My mind can't escape the 1930's. If you do nothing else this summer, read "Seabiscuit: An American Legend." Once you do, it will happen to you.

You will find yourself at Pimlico on Nov. 1, 1938 for the Seabiscuit-War Admiral match race. You will be on trains that carried Seabiscuit from coast to coast. You will be there at Santa Anita when Seabiscuit finally wins the Santa Anita Handicap in 1940.

You will learn about an owner who changed the country, a trainer who went against all conventional wisdom, and two jockey stories that can't possibly be true. The book reads like fiction. It is all carefully documented as true.

A few days before the 1998 Breeders' Cup, I was in Lexington working on a story about Kentucky basketball coach Tubby Smith. Before heading to Rupp Arena for an exhibition game, I stopped in a local restaurant with only a horse magazine for company.

I happened to turn to an article that was originally printed in American Heritage, not a place to find your typical horse racing literature. In seconds, I was entranced.

The writing, the story, and the research were brilliant, nothing like anything ever done on the sport. I remember nothing about dinner, but everything about the article.

What I remembered most was that it was going to become a book. When the book finally arrived in bookstores early this year, I waited.

The wonderful reviews poured in. The book made it to the best-seller's list. Still, I waited.

This was a book I wanted to savor. My plate needed to be clean. There could be no distractions.

So, as the NBA playoffs surrounded the Triple Crown and time became just a concept for those of us covering both, the book stayed in the back of my mind.

Finally, as June neared an end, the time was right.

The book, was worth the wait. Author Laura Hillenbrand takes the readers back to an era when horse racing, baseball, and boxing were the only sports that mattered, a time when one horse somehow seemed to represent the American dream as the country was pulling out of the Great Depression.

They didn't have "radio ratings," but apparently the only people who didn't listen to Seabiscuit's biggest races were either asleep or dead. They came by the hundreds just to see the horse pass through their towns by rail. They came by the thousands to see the horse work out. They came by the tens of thousands to see the horse race.

The romance of the sport in that era is something we can only imagine. Thankfully, Hillenbrand has taken us so close to the romance that we can at least sense it.

In this era of studio racing, never-ending race meets, and horses who are retired to stud after getting a top Beyer in a maiden race, the Seabiscuit story seems much further than six decades away.

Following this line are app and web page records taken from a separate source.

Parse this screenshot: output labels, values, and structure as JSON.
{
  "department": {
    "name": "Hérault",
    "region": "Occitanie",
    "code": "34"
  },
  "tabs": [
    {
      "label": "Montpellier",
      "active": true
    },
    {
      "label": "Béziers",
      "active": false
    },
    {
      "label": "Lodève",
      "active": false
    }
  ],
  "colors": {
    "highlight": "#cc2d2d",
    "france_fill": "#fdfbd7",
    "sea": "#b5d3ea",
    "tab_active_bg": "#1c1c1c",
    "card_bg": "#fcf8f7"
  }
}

The only similarities between the sport then and now is that horses still run around ovals. And there is this. Early speed mattered then, too. See Chapter 19, "``The Second Civil War,'' for incontrovertible evidence.